The plan is for the capsule, which is carrying billionaire Jason Isaacman and three other amateur astronauts, to spend the next three days in space. During that time, the Inspiration4 will circle the Earth every 90 minutes at speeds of more than 17,000 mph, or 22 times the speed of sound. And unlike Blue Origin and Virgin Galactic’s initial flights, which both only touched near-space for a matter of minutes, the crew will be further from Earth than any humans have been since the last Apollo moon mission in the early 1970s. (Not coincidentally, the Falcon 9 took off from the same from the same launch pad as NASA’s Apollo missions.) Once the voyage is over, the capsule will re-enter orbit and splash down in the Atlantic.
View from Dragon’s cupola pic.twitter.com/Z2qwKZR2lK
— SpaceX (@SpaceX) September 16, 2021
Isaacman, who founded e-commerce firm Shift4 Payments, is rated to fly commercial and military jets and has been designated the flight’s “commander.” He is joined by Sian Proctor, a community college professor who is also a trained pilot; Hayley Arceneaux, a physician’s assistant at St. Jude’s Children’s hospital in Memphis, and Christopher Sembroski, a data engineer. The crew, which has been training for the mission for five months, will not be involved in navigating the Inspiration4, but will carry out a variety of medical tests and experiments while in space.
“Our crew carries the responsibility and importance of this mission as we prepare to blast off,” said Isaacman just before launch. “We have been well-prepared for the challenges ahead of us the next three days and look forward to sharing our experience with the world as we continue to bring attention to St. Jude Children’s Research Hospital here on earth.”

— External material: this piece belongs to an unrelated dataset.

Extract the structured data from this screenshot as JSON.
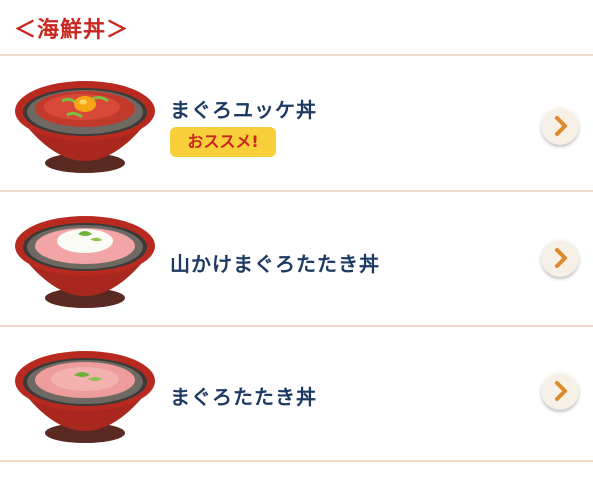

Inspiration4 won’t just raise awareness for the hospital; by design, it will raise a sizable sum of money for it as well. Although the number could still rise after items from the flight are auctioned off, the mission has already raised $200 million for St. Jude, $100 million of which comes from Isaacman himself. Considering how much tickets on the first private space flights cost—anywhere from $450,000 to $28 million—it’s good to know that some of it is going to a good cause.